Kid’s Club @ Stitch N Quilt – Monthly Projects through December 2018
June – Hobo bag ($10 + supplies)
July – No meeting
August – Simple twirly skirt – pattern chosen by Sophie, Lucy and Chelsea  – ($25.00 + yardage to make skirt) EXTENDED SESSION CLASS – 3 – 3.5 hours
September – Upcycled snack bags ($15 + supplies)
October – No meeting
November – Vintage inspired turkey placemat/table decoration  ($15 + supplies)
December – Holiday tags and bags ($15 + supplies)

 

Classic Style T-Shirt Quilt Class @ Stitch N Quilt
Tuesday, June 12th from 10 a.m. – 2 p.m.  $30.00 fee
It’s easier than you think to turn those treasured t-shirts into something useful.

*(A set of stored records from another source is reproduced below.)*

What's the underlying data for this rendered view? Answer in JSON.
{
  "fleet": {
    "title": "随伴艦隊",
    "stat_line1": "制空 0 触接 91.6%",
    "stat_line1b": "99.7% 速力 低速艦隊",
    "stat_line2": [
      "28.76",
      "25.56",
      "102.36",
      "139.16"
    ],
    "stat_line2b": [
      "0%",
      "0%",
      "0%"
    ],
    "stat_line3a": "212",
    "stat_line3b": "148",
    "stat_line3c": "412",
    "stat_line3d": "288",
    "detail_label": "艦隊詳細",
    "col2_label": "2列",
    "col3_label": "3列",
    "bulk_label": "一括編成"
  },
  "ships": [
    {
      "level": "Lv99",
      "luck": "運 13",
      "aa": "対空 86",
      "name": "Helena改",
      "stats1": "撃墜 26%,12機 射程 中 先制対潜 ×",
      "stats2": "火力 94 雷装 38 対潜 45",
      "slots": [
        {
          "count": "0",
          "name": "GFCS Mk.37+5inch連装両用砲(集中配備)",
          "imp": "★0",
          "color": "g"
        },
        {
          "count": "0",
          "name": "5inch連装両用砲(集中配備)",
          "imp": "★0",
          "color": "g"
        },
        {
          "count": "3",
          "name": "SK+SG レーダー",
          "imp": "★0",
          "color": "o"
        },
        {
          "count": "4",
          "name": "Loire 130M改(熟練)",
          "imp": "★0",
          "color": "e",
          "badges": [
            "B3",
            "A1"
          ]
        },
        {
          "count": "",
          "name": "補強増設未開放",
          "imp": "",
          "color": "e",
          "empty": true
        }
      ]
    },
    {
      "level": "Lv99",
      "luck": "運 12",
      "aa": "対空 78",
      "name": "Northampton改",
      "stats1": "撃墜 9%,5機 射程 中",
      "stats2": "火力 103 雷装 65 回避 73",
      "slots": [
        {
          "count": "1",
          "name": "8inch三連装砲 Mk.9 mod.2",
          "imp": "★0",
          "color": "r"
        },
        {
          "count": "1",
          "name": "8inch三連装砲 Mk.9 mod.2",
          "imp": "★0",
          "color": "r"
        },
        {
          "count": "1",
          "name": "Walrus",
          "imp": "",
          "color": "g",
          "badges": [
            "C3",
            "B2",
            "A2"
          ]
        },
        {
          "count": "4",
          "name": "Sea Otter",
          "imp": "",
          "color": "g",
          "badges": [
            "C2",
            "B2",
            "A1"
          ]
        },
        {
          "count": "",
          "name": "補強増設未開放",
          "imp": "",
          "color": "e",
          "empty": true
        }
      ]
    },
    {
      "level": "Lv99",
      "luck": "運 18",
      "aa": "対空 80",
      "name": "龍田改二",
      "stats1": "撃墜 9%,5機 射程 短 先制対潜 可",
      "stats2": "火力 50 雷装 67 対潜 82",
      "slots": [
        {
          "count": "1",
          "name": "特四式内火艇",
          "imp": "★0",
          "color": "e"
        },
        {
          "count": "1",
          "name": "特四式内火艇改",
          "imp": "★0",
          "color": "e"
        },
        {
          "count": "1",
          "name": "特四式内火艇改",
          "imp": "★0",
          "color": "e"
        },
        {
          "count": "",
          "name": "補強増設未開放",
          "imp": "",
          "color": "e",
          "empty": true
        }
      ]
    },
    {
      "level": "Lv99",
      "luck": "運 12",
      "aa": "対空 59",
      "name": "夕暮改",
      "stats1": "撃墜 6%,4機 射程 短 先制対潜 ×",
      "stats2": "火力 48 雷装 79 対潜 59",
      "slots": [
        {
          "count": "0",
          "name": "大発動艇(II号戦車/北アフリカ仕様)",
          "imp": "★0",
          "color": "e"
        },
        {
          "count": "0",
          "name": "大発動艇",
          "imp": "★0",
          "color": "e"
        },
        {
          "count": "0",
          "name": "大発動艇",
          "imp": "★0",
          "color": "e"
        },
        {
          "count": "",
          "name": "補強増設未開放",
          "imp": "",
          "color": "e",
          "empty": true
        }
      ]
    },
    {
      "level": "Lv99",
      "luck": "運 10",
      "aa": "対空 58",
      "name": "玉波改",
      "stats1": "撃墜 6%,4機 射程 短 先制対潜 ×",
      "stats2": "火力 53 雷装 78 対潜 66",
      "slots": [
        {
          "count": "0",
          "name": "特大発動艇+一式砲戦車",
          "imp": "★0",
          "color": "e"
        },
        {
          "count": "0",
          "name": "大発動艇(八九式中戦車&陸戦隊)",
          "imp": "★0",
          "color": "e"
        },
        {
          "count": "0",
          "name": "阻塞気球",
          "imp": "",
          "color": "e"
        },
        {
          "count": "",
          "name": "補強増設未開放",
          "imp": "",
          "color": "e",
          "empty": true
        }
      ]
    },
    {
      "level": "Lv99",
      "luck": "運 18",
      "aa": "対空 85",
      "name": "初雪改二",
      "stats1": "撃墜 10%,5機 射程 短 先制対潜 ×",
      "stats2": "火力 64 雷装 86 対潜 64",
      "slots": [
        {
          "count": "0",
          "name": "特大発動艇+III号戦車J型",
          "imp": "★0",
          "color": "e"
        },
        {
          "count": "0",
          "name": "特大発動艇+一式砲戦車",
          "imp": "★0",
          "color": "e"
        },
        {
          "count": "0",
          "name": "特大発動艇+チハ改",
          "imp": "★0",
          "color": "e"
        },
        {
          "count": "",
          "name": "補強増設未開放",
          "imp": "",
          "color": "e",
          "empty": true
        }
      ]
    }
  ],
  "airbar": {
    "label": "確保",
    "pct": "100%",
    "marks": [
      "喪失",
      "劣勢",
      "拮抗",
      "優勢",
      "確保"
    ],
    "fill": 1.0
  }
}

Learn the basics of t-shirt prep, interfacing, block size and sashing options for grid-style t-shirt quilt. Bonus:  I will bring my steam press for you to use during class.

Private Lessons (in-studio)
Private lessons will resume in mid-August. After-school and evening times are available. Rates are $25.00/hour & up. Projects are designed with you in mind and may require an additional supply fee.